I can respond to your question, but I'd like to be up front that I clearly have a horse in this race
. I designed the Defender RIBs and they are built for Defender at the same factory in China
that builds all the Mercury
boats, all the current Zodiac
Cadet RIBs and many, many boats for boat manufacturers who do not offer product domestically. I am the President of Defender, but will keep my answers limited to facts rather than opinion (which is how I would advise a friend anyhow).
. Today, there are essentially three factories offering a higher grade coated CSM fabric
(Chlorosulfonated Polyethylene Material). Aerozure, Pennel Industries [ORCA] and Achilles. Reputable inflatable
boat companies use one of the three. As it relates to small recreational RIBs, this is how it breaks down:
Achilles - makes their own CSM-Hypalon fabric
Mercury - they use Achilles fabric for their Hypalon boats
- In the Cadet range of RIBs, they use Achilles fabric too
Caribe - Pennel & Flipo, Pennel Industries [ORCA]
AB - also Pennel & Flipo, Pennel Industries [ORCA]
In my opinion, Achilles produces the best Hypalon (CSM) fabric today and that is why I chose their fabric for the Defender range.
Hypalon boats are hand made and there are always variances as the result. That can mean it might need some "attention" after a few years [as Cotemar stated above]. Seam construction is either a butted seam or an overlapped seam. An overlap seam is better, but costs more because it uses more material and requires more labor. Most builders today are going with a butt seam and using a "sausage" style of tube construction. If you look at inflatables from years ago, they were more angled, with distinct panels
cut to form the end cones and the bow. Most inflatables today are more rounded and a butt seam looks cleaner. In the case of the Mercury Dynamic, the Zodiac Cadet and the Defender series RIBs, they all come from the same production line in China
and everyone on Mr. Kim's assembly line is taught and trained to use butt seams.
My goal for the Defender RIB, was to take advantage of Defender's buying
power and partner with a builder
who can provide a product with the same materials going into the "other" brands, but since it is factory direct to me with no "cut" going to a middle man, the price to the Consumer is lower.
I am sure you already know I offer most of the other brands too. It is about giving people a choice. For my personal boat, I wanted a Defender RIB. But, my wife did not like the color so we went with a Zodiac. Now we both want more room and will likely go with a Zodiac Wave, which is longer, has smaller tubes and is narrower (so it will fit in our davits
better). Going to sell the Zodiac RIB we bought.
Warranty-wise, the rate of claim on any brand is less than 2%. Defender sells over 3000 boats a year and that rate has held true for several decades.

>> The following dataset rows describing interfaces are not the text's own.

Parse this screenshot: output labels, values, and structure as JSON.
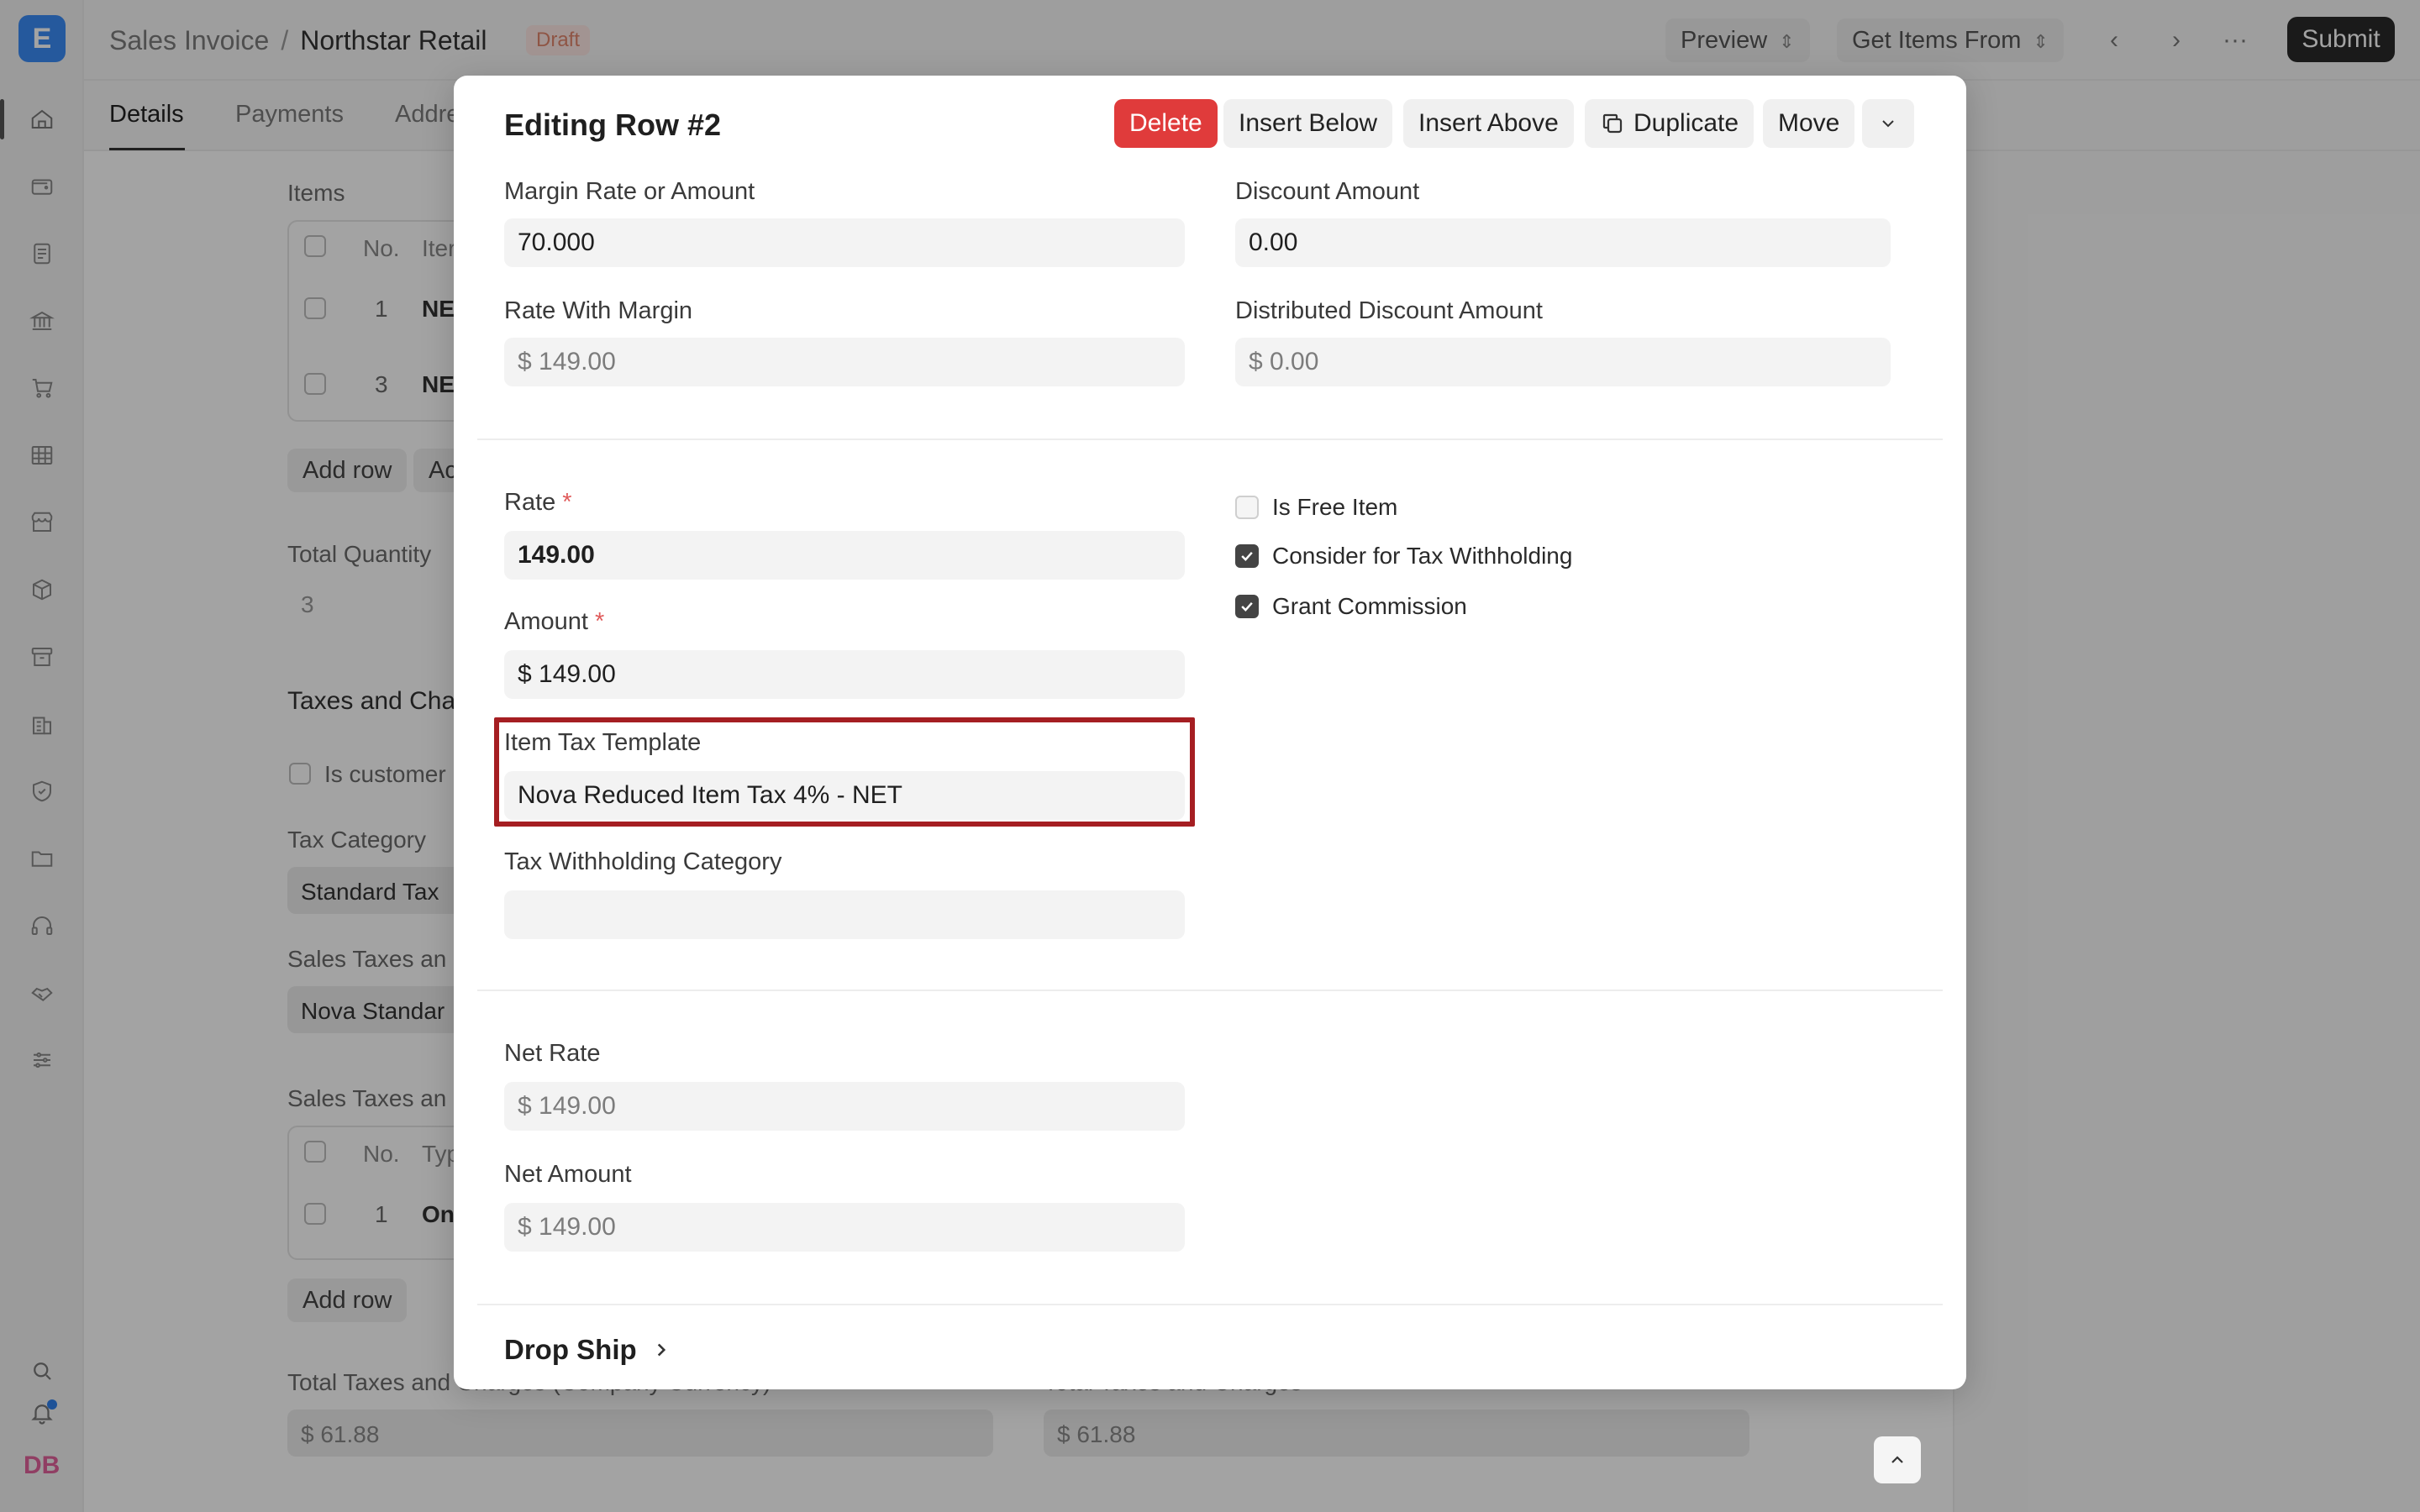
{
  "app": {
    "logo_letter": "E",
    "user_initials": "DB"
  },
  "breadcrumb": {
    "doctype": "Sales Invoice",
    "separator": "/",
    "document": "Northstar Retail",
    "status": "Draft"
  },
  "toolbar": {
    "preview": "Preview",
    "get_items": "Get Items From",
    "more": "···",
    "submit": "Submit"
  },
  "tabs": [
    "Details",
    "Payments",
    "Addre"
  ],
  "background": {
    "items_label": "Items",
    "items_table": {
      "col_no": "No.",
      "col_item": "Iter",
      "rows": [
        {
          "no": "1",
          "item": "NE"
        },
        {
          "no": "3",
          "item": "NE"
        }
      ]
    },
    "add_row": "Add row",
    "add_row_2": "Ac",
    "total_qty_label": "Total Quantity",
    "total_qty_value": "3",
    "taxes_header": "Taxes and Char",
    "is_customer": "Is customer",
    "tax_category_label": "Tax Category",
    "tax_category_value": "Standard Tax",
    "sales_taxes_template_label": "Sales Taxes an",
    "sales_taxes_template_value": "Nova Standar",
    "sales_taxes_table_label": "Sales Taxes an",
    "taxes_table": {
      "col_no": "No.",
      "col_type": "Typ",
      "rows": [
        {
          "no": "1",
          "type": "On"
        }
      ]
    },
    "add_row_3": "Add row",
    "total_taxes_company_label": "Total Taxes and Charges (Company Currency)",
    "total_taxes_company_value": "$ 61.88",
    "total_taxes_label": "Total Taxes and Charges",
    "total_taxes_value": "$ 61.88"
  },
  "modal": {
    "title": "Editing Row #2",
    "actions": {
      "delete": "Delete",
      "insert_below": "Insert Below",
      "insert_above": "Insert Above",
      "duplicate": "Duplicate",
      "move": "Move"
    },
    "fields": {
      "margin_rate": {
        "label": "Margin Rate or Amount",
        "value": "70.000"
      },
      "discount_amount": {
        "label": "Discount Amount",
        "value": "0.00"
      },
      "rate_with_margin": {
        "label": "Rate With Margin",
        "value": "$ 149.00"
      },
      "distributed_discount": {
        "label": "Distributed Discount Amount",
        "value": "$ 0.00"
      },
      "rate": {
        "label": "Rate",
        "required": "*",
        "value": "149.00"
      },
      "amount": {
        "label": "Amount",
        "required": "*",
        "value": "$ 149.00"
      },
      "item_tax_template": {
        "label": "Item Tax Template",
        "value": "Nova Reduced Item Tax 4% - NET"
      },
      "tax_withholding_category": {
        "label": "Tax Withholding Category",
        "value": ""
      },
      "net_rate": {
        "label": "Net Rate",
        "value": "$ 149.00"
      },
      "net_amount": {
        "label": "Net Amount",
        "value": "$ 149.00"
      }
    },
    "checkboxes": [
      {
        "label": "Is Free Item",
        "checked": false
      },
      {
        "label": "Consider for Tax Withholding",
        "checked": true
      },
      {
        "label": "Grant Commission",
        "checked": true
      }
    ],
    "drop_ship": "Drop Ship"
  },
  "colors": {
    "danger": "#e03b3b",
    "highlight": "#a51e22",
    "accent": "#3b8bf6"
  }
}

There is no variance from one builder
to the next, unless you start looking at builders who are not "mainstream" fabricators.
I hope that helps. Happy to answer any questions directly. Feel free to call me or write to me at Defender.